[EXCERPTED DATA]
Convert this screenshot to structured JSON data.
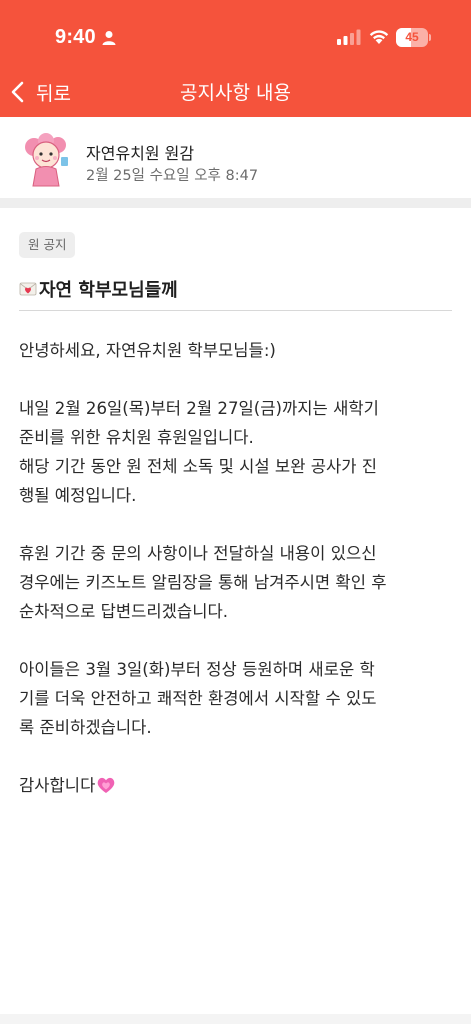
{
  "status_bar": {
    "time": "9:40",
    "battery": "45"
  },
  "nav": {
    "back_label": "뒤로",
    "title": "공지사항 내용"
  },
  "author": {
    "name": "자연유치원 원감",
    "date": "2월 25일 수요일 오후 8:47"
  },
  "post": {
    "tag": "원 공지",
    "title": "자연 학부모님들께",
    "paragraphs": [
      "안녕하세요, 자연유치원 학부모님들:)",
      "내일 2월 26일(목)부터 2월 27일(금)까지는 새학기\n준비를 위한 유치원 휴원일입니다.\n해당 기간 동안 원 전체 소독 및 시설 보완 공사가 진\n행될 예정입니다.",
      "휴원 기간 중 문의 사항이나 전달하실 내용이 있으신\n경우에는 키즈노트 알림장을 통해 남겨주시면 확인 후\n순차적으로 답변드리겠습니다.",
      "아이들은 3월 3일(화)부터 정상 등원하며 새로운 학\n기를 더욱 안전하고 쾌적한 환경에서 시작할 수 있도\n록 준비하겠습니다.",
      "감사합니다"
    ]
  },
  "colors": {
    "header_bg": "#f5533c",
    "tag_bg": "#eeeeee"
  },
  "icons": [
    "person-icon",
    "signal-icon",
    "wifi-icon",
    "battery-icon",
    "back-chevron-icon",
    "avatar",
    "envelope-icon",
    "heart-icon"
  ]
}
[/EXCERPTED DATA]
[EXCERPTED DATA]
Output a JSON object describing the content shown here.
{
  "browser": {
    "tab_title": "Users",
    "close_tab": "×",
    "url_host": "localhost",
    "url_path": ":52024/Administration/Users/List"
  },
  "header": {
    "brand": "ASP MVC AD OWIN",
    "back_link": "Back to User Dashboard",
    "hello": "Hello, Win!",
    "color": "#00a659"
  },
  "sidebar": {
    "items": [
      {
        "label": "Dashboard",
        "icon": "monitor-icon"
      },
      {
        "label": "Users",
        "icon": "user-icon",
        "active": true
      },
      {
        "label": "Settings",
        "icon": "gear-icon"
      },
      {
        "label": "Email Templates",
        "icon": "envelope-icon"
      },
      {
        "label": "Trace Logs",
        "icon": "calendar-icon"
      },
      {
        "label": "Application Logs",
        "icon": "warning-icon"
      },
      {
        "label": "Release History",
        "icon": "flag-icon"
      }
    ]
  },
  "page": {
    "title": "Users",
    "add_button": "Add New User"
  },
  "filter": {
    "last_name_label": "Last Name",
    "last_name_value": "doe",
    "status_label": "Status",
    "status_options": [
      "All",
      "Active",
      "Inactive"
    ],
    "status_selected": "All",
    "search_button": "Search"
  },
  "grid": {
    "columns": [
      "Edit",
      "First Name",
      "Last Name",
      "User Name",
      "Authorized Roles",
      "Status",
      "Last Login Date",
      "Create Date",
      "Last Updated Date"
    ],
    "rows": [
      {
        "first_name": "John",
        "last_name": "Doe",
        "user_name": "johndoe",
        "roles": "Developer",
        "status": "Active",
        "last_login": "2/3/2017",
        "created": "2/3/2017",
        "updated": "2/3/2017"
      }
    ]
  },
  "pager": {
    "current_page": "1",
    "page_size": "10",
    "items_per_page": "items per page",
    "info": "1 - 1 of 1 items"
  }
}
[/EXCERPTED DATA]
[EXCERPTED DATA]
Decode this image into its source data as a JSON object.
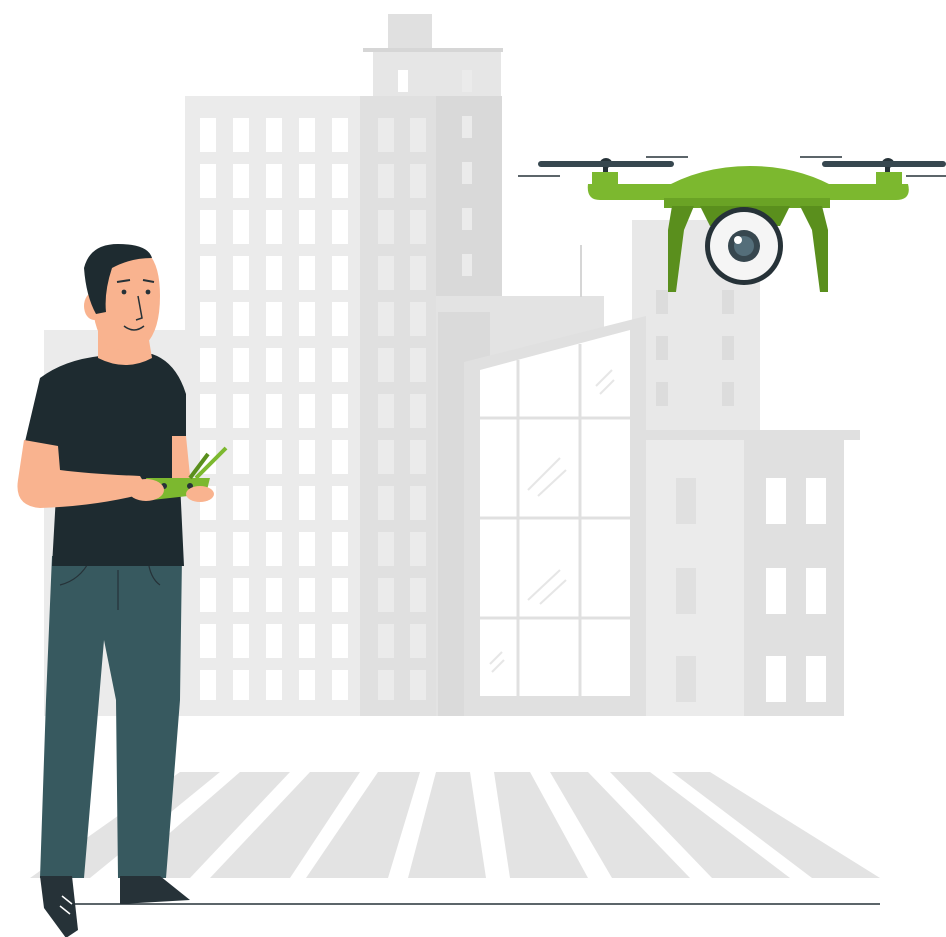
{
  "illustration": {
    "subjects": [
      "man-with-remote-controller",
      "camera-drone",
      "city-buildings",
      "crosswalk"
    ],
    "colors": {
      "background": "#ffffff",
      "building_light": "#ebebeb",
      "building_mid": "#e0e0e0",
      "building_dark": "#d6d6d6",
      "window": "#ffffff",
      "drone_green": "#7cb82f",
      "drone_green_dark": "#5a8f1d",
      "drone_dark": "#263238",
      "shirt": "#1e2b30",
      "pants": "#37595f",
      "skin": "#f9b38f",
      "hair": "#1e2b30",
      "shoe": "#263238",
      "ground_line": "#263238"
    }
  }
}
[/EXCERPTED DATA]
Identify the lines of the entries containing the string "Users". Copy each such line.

    "tab_title": "Users",
    "url_path": ":52024/Administration/Users/List"
        "label": "Users",
    "title": "Users",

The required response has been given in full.